In between 1569 and 1570, the exact date is uncertain, Michel Eyquem de Montaigne underwent a life-changing experience.
A catastrophic riding accident left him teetering between life and death, and as he was carried lifeless, back to the family estate, the transformation was already beginning in his subconscious.
The seigneur of Périgord had always been a man of anxieties. He lived in an age of turbulence, and his affairs in the politics of Bordeaux gave him pain and disappointment. He felt the burden of duty and someone always needed him; too many people found fault in his actions. Now, as he drifted away from his body, he gained a lightness and clarity that had eluded him for years. In a slow recovery he determined to do as the philosophers said. He had avoided death, it held no fears for him now.

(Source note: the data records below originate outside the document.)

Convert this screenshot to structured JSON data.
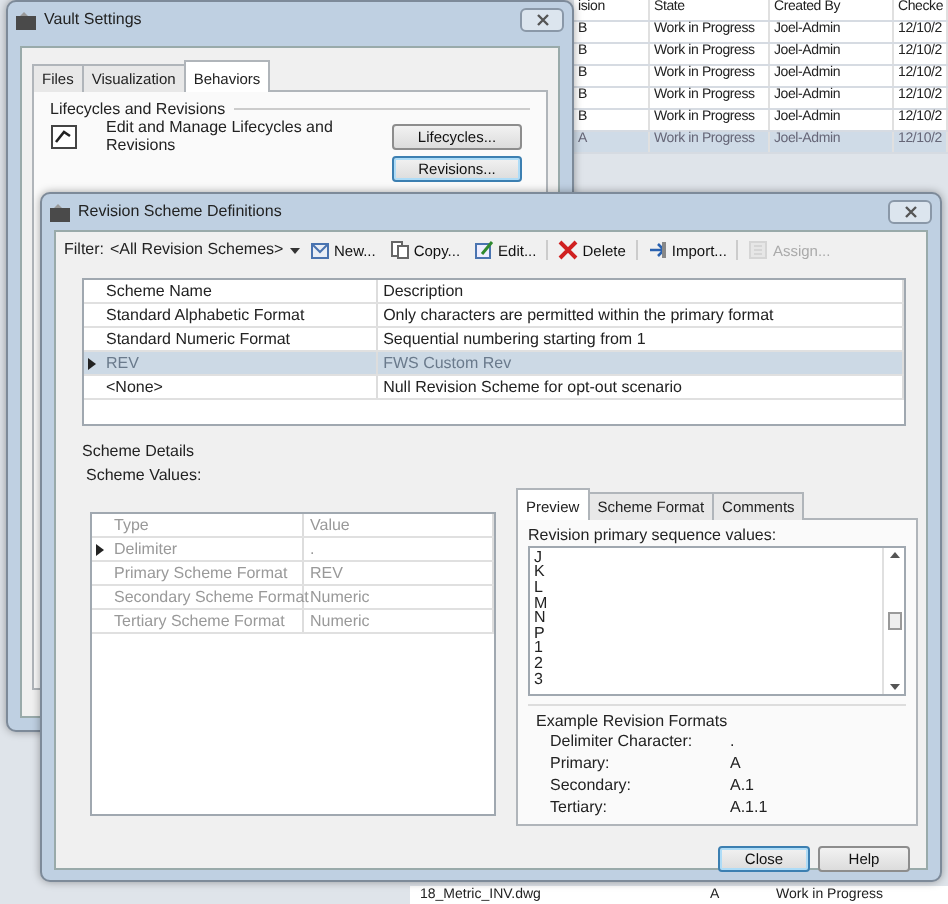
{
  "background_table": {
    "columns": [
      "ision",
      "State",
      "Created By",
      "Checke"
    ],
    "rows": [
      {
        "cells": [
          "B",
          "Work in Progress",
          "Joel-Admin",
          "12/10/2"
        ],
        "selected": false
      },
      {
        "cells": [
          "B",
          "Work in Progress",
          "Joel-Admin",
          "12/10/2"
        ],
        "selected": false
      },
      {
        "cells": [
          "B",
          "Work in Progress",
          "Joel-Admin",
          "12/10/2"
        ],
        "selected": false
      },
      {
        "cells": [
          "B",
          "Work in Progress",
          "Joel-Admin",
          "12/10/2"
        ],
        "selected": false
      },
      {
        "cells": [
          "B",
          "Work in Progress",
          "Joel-Admin",
          "12/10/2"
        ],
        "selected": false
      },
      {
        "cells": [
          "A",
          "Work in Progress",
          "Joel-Admin",
          "12/10/2"
        ],
        "selected": true
      }
    ],
    "bottom_row": [
      "18_Metric_INV.dwg",
      "A",
      "Work in Progress"
    ]
  },
  "vault_settings": {
    "title": "Vault Settings",
    "tabs": [
      {
        "label": "Files",
        "selected": false
      },
      {
        "label": "Visualization",
        "selected": false
      },
      {
        "label": "Behaviors",
        "selected": true
      }
    ],
    "group": "Lifecycles and Revisions",
    "description": "Edit and Manage Lifecycles and Revisions",
    "buttons": [
      {
        "label": "Lifecycles...",
        "focused": false
      },
      {
        "label": "Revisions...",
        "focused": true
      }
    ]
  },
  "revision_dialog": {
    "title": "Revision Scheme Definitions",
    "filter": {
      "label": "Filter:",
      "value": "<All Revision Schemes>"
    },
    "toolbar": [
      {
        "label": "New...",
        "kind": "new",
        "disabled": false
      },
      {
        "label": "Copy...",
        "kind": "copy",
        "disabled": false
      },
      {
        "label": "Edit...",
        "kind": "edit",
        "disabled": false
      },
      {
        "label": "Delete",
        "kind": "delete",
        "disabled": false
      },
      {
        "label": "Import...",
        "kind": "import",
        "disabled": false
      },
      {
        "label": "Assign...",
        "kind": "assign",
        "disabled": true
      }
    ],
    "schemes": {
      "columns": [
        "Scheme Name",
        "Description"
      ],
      "rows": [
        {
          "cells": [
            "Standard Alphabetic Format",
            "Only characters are permitted within the primary format"
          ],
          "selected": false
        },
        {
          "cells": [
            "Standard Numeric Format",
            "Sequential numbering starting from 1"
          ],
          "selected": false
        },
        {
          "cells": [
            "REV",
            "FWS Custom Rev"
          ],
          "selected": true
        },
        {
          "cells": [
            "<None>",
            "Null Revision Scheme for opt-out scenario"
          ],
          "selected": false
        }
      ]
    },
    "details_title": "Scheme Details",
    "values_title": "Scheme Values:",
    "scheme_values": {
      "disabled": true,
      "columns": [
        "Type",
        "Value"
      ],
      "rows": [
        {
          "cells": [
            "Delimiter",
            "."
          ],
          "current": true
        },
        {
          "cells": [
            "Primary Scheme Format",
            "REV"
          ],
          "current": false
        },
        {
          "cells": [
            "Secondary Scheme Format",
            "Numeric"
          ],
          "current": false
        },
        {
          "cells": [
            "Tertiary Scheme Format",
            "Numeric"
          ],
          "current": false
        }
      ]
    },
    "tabs": [
      {
        "label": "Preview",
        "selected": true
      },
      {
        "label": "Scheme Format",
        "selected": false
      },
      {
        "label": "Comments",
        "selected": false
      }
    ],
    "sequence_label": "Revision primary sequence values:",
    "sequence_values": [
      "J",
      "K",
      "L",
      "M",
      "N",
      "P",
      "1",
      "2",
      "3"
    ],
    "examples_title": "Example Revision Formats",
    "examples": [
      {
        "label": "Delimiter Character:",
        "value": "."
      },
      {
        "label": "Primary:",
        "value": "A"
      },
      {
        "label": "Secondary:",
        "value": "A.1"
      },
      {
        "label": "Tertiary:",
        "value": "A.1.1"
      }
    ],
    "buttons": [
      {
        "label": "Close",
        "focused": true
      },
      {
        "label": "Help",
        "focused": false
      }
    ]
  }
}
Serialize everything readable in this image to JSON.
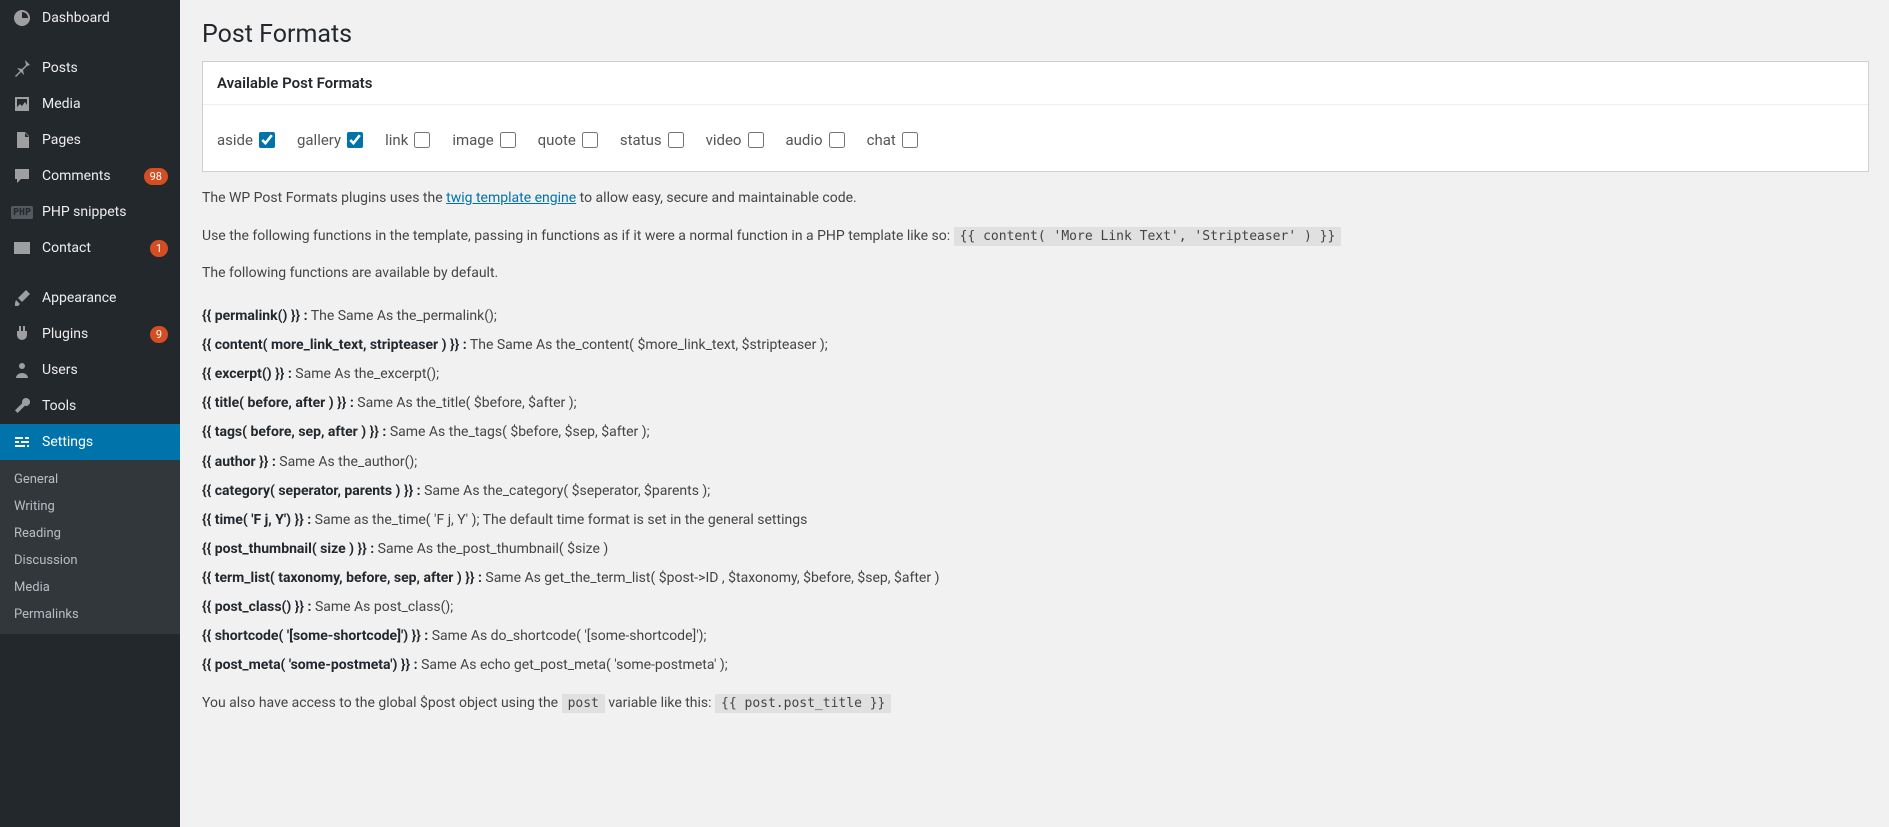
{
  "sidebar": {
    "items": [
      {
        "label": "Dashboard",
        "icon": "dashboard"
      },
      {
        "label": "Posts",
        "icon": "pin"
      },
      {
        "label": "Media",
        "icon": "media"
      },
      {
        "label": "Pages",
        "icon": "pages"
      },
      {
        "label": "Comments",
        "icon": "comment",
        "badge": "98"
      },
      {
        "label": "PHP snippets",
        "icon": "php"
      },
      {
        "label": "Contact",
        "icon": "mail",
        "badge": "1"
      },
      {
        "label": "Appearance",
        "icon": "brush"
      },
      {
        "label": "Plugins",
        "icon": "plug",
        "badge": "9"
      },
      {
        "label": "Users",
        "icon": "user"
      },
      {
        "label": "Tools",
        "icon": "wrench"
      },
      {
        "label": "Settings",
        "icon": "sliders",
        "active": true
      }
    ],
    "submenu": [
      "General",
      "Writing",
      "Reading",
      "Discussion",
      "Media",
      "Permalinks"
    ]
  },
  "page": {
    "title": "Post Formats",
    "panel_title": "Available Post Formats"
  },
  "formats": [
    {
      "name": "aside",
      "checked": true
    },
    {
      "name": "gallery",
      "checked": true
    },
    {
      "name": "link",
      "checked": false
    },
    {
      "name": "image",
      "checked": false
    },
    {
      "name": "quote",
      "checked": false
    },
    {
      "name": "status",
      "checked": false
    },
    {
      "name": "video",
      "checked": false
    },
    {
      "name": "audio",
      "checked": false
    },
    {
      "name": "chat",
      "checked": false
    }
  ],
  "intro": {
    "p1a": "The WP Post Formats plugins uses the ",
    "link_text": "twig template engine",
    "p1b": " to allow easy, secure and maintainable code.",
    "p2a": "Use the following functions in the template, passing in functions as if it were a normal function in a PHP template like so: ",
    "code1": "{{ content( 'More Link Text', 'Stripteaser' ) }}",
    "p3": "The following functions are available by default."
  },
  "functions": [
    {
      "sig": "{{ permalink() }} :",
      "desc": " The Same As the_permalink();"
    },
    {
      "sig": "{{ content( more_link_text, stripteaser ) }} :",
      "desc": " The Same As the_content( $more_link_text, $stripteaser );"
    },
    {
      "sig": "{{ excerpt() }} :",
      "desc": " Same As the_excerpt();"
    },
    {
      "sig": "{{ title( before, after ) }} :",
      "desc": " Same As the_title( $before, $after );"
    },
    {
      "sig": "{{ tags( before, sep, after ) }} :",
      "desc": " Same As the_tags( $before, $sep, $after );"
    },
    {
      "sig": "{{ author }} :",
      "desc": " Same As the_author();"
    },
    {
      "sig": "{{ category( seperator, parents ) }} :",
      "desc": " Same As the_category( $seperator, $parents );"
    },
    {
      "sig": "{{ time( 'F j, Y') }} :",
      "desc": " Same as the_time( 'F j, Y' ); The default time format is set in the general settings"
    },
    {
      "sig": "{{ post_thumbnail( size ) }} :",
      "desc": " Same As the_post_thumbnail( $size )"
    },
    {
      "sig": "{{ term_list( taxonomy, before, sep, after ) }} :",
      "desc": " Same As get_the_term_list( $post->ID , $taxonomy, $before, $sep, $after )"
    },
    {
      "sig": "{{ post_class() }} :",
      "desc": " Same As post_class();"
    },
    {
      "sig": "{{ shortcode( '[some-shortcode]') }} :",
      "desc": " Same As do_shortcode( '[some-shortcode]');"
    },
    {
      "sig": "{{ post_meta( 'some-postmeta') }} :",
      "desc": " Same As echo get_post_meta( 'some-postmeta' );"
    }
  ],
  "outro": {
    "a": "You also have access to the global $post object using the ",
    "code1": "post",
    "b": " variable like this: ",
    "code2": "{{ post.post_title }}"
  }
}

For him, to philosophise became a way to unlearn how to do that; he would think about life.
We know all this of course because Michel de Montaigne wrote in his Essays about his musings on life, everything from friendship, crying and cruelty, to the usefulness of his thumbs. His Essays have been reprinted countless times and millions of copies have been read. Every student ever asked to write an essay must thank Montaigne for a new literary genre. Of course he never intended his writings to be the cause of so much student angst. He intended his jottings to be thought about and in turn, to trigger more thinking. His lightness of being could become a contagion – if people just found the time to think about it.
I write this because just recently I was captivated by an exhibition of Renaissance books at a Library.
I had criminal intentions on a 1633 copy of George Herbert’s poems (in a glass case unfortunately), but it was the beautiful leather-bound edition of Montaigne’s Essays that I pored over for the longest. A book that Shakespeare must have known, and a miscellany of inward contemplation: a companion for life.
Also just recently, the horse that I have been effortlessly riding for so long, has fallen and crushed me under its considerable weight. I wouldn’t suggest for a moment that I have been carried away lifeless, but a little death has happened all the same. A familiar old friend has become a heavy burden. The dead weight on me became oppressive; I couldn’t breathe; life was being squeezed out of me. It was one of those moments that can mean sadness or renewal: probably both.
As I start out on some sort of recovery, I know that out of those feelings will almost certainly come the lucidity that Michel, and many others, have found and that many struggle to find. I intend to breathe deeply; to find out the joys of living and thinking again.
Now, how do these thumbs work?